Records for the exercise:
------------------------------------
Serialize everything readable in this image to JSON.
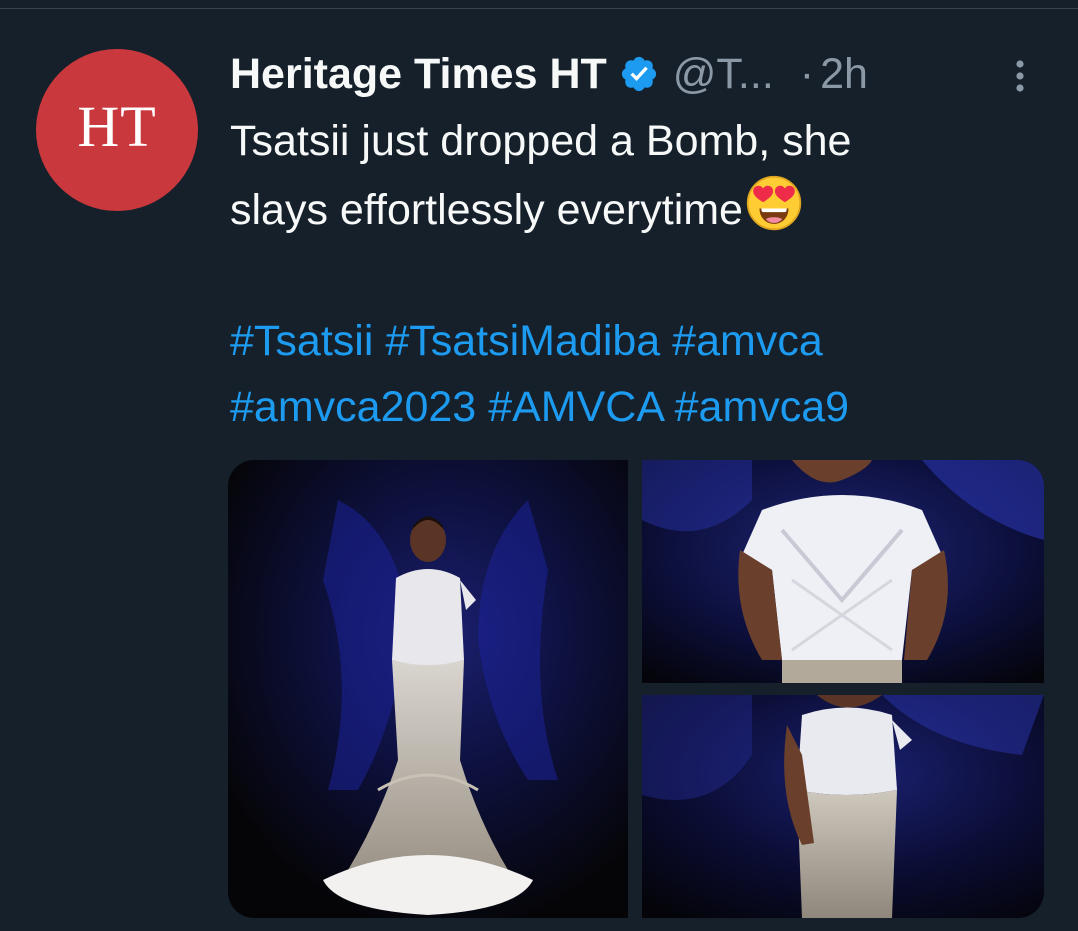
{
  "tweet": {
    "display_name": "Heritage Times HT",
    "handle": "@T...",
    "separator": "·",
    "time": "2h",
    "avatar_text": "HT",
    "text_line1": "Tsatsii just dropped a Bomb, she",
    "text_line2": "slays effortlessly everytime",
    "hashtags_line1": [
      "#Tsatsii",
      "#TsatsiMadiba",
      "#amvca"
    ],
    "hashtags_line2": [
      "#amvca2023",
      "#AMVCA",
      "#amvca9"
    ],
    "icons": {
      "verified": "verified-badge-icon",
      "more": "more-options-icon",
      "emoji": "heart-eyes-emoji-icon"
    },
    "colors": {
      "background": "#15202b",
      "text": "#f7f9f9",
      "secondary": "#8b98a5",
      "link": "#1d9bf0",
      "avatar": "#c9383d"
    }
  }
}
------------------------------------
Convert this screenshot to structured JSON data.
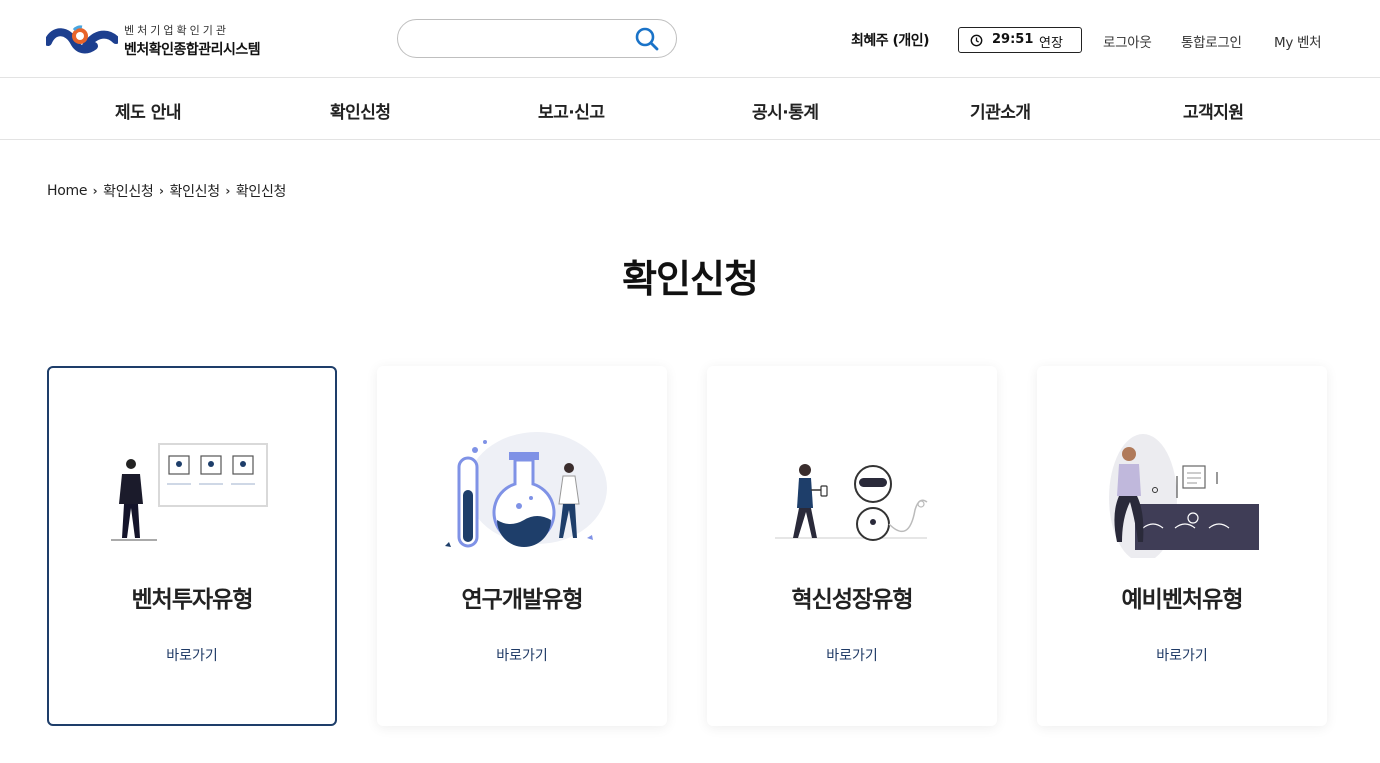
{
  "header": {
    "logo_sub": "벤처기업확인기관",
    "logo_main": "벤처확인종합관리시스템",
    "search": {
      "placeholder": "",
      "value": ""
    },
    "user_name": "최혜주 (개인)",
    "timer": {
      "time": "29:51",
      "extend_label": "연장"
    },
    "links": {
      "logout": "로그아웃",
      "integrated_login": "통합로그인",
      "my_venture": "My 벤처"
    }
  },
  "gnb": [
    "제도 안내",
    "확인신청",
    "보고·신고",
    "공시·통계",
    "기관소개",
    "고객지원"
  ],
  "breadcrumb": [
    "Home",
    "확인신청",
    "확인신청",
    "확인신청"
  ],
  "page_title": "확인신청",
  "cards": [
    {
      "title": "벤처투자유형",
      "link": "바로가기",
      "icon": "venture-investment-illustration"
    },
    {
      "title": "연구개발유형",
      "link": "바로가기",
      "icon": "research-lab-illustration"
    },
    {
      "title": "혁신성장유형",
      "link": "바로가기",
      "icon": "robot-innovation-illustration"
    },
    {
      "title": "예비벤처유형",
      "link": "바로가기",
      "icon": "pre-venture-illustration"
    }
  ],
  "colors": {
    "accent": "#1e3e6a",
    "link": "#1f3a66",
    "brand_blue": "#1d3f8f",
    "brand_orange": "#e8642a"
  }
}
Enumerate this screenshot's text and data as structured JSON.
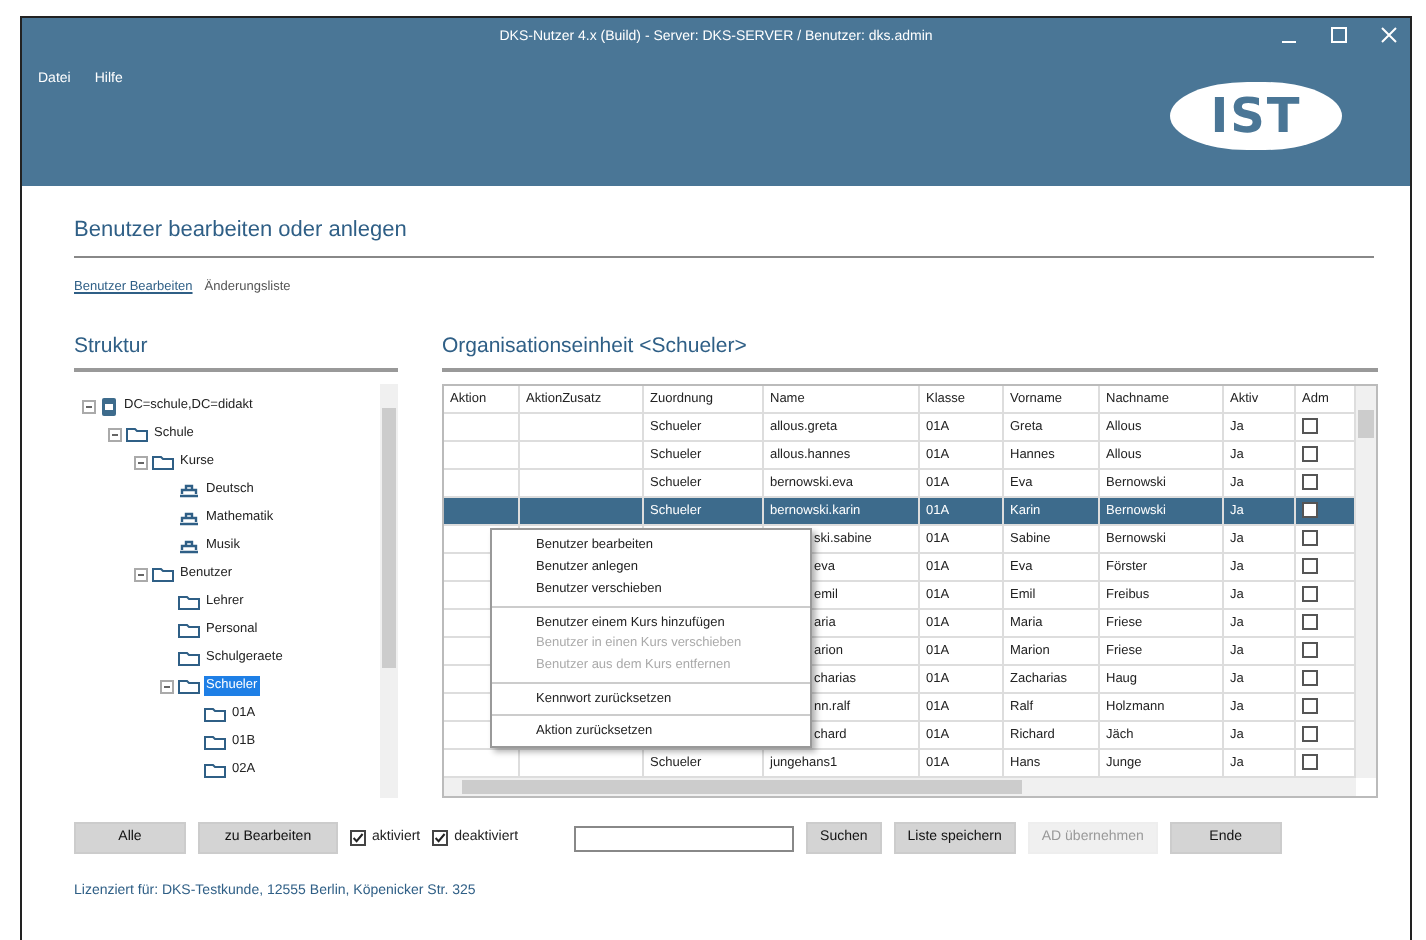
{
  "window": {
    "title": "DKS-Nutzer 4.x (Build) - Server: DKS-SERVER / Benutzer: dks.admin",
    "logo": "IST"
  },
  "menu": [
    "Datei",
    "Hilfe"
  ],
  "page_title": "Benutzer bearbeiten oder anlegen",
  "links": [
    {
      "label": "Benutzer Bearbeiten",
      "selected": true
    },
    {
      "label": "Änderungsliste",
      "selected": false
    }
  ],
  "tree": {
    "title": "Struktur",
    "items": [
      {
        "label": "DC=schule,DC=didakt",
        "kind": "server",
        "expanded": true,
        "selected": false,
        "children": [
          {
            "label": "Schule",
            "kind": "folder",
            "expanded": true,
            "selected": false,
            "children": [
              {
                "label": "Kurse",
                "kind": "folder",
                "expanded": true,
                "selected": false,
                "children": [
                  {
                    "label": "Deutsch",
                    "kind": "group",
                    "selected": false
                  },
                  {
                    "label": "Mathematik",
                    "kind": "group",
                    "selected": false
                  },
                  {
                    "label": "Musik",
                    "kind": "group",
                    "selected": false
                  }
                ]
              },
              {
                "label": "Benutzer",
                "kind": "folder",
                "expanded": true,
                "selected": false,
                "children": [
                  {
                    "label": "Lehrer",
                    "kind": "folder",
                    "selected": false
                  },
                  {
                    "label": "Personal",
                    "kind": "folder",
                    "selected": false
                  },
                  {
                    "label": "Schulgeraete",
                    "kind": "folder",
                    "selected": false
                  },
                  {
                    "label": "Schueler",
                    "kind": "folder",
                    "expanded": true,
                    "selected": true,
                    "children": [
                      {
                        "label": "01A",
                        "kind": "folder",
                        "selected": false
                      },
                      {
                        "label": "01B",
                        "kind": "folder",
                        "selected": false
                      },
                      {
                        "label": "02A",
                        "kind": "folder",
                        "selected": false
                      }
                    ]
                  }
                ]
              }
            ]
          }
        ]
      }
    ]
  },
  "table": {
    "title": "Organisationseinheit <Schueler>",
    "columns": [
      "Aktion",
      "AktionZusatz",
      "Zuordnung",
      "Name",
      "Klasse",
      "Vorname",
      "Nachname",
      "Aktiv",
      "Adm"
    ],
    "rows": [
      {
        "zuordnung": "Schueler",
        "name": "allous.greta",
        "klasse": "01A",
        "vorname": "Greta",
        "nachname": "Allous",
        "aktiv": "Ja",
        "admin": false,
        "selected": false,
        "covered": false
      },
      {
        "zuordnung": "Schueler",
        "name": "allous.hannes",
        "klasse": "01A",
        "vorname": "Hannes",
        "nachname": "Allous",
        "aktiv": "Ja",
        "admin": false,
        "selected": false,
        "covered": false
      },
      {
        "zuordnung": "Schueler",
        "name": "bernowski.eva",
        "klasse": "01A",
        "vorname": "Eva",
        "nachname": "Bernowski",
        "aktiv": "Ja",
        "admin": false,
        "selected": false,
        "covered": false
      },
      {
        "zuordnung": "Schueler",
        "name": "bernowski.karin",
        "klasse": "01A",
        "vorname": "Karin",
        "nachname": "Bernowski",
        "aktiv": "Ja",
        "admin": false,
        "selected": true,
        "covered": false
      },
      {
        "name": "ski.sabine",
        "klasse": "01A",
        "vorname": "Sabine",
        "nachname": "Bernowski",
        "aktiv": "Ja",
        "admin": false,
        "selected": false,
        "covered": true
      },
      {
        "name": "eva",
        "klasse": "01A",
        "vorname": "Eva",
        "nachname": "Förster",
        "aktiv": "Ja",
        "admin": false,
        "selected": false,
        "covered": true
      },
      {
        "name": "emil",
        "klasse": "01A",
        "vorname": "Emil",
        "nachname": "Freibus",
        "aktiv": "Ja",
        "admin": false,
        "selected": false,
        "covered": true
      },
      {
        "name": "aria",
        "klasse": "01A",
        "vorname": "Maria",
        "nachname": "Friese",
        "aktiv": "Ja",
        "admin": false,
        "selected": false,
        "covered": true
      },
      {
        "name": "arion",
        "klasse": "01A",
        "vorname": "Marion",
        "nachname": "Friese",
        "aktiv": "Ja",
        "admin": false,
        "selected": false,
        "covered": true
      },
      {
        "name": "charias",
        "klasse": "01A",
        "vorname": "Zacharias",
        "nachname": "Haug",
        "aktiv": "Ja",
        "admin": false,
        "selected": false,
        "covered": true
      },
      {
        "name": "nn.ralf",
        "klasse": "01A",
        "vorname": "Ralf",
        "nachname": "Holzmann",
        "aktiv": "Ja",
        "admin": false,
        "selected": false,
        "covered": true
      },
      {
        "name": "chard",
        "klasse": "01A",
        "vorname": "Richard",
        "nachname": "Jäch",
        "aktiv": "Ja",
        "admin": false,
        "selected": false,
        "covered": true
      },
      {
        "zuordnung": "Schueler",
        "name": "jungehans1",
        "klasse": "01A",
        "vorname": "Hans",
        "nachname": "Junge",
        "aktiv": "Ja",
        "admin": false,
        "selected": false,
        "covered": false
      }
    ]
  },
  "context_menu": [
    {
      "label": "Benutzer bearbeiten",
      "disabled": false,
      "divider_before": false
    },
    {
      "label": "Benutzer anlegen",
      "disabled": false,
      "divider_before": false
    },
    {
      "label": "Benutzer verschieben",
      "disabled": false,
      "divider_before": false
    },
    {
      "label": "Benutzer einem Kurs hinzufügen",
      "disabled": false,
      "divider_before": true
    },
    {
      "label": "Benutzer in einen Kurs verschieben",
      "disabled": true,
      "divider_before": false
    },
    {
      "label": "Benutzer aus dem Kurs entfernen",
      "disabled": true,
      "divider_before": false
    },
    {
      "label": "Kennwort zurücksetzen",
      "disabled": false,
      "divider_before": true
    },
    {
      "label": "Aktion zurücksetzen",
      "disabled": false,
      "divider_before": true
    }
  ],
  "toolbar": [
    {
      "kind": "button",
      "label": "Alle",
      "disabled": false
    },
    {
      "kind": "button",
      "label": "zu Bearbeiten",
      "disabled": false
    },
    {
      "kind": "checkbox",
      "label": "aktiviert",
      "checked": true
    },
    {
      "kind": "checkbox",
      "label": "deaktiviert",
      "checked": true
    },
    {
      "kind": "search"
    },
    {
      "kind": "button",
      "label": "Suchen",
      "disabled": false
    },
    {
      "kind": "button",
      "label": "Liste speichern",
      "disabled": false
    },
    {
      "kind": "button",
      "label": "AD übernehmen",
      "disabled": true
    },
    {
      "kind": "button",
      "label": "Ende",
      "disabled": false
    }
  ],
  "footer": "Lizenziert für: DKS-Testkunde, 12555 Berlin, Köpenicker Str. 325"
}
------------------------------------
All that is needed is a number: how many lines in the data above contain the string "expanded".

5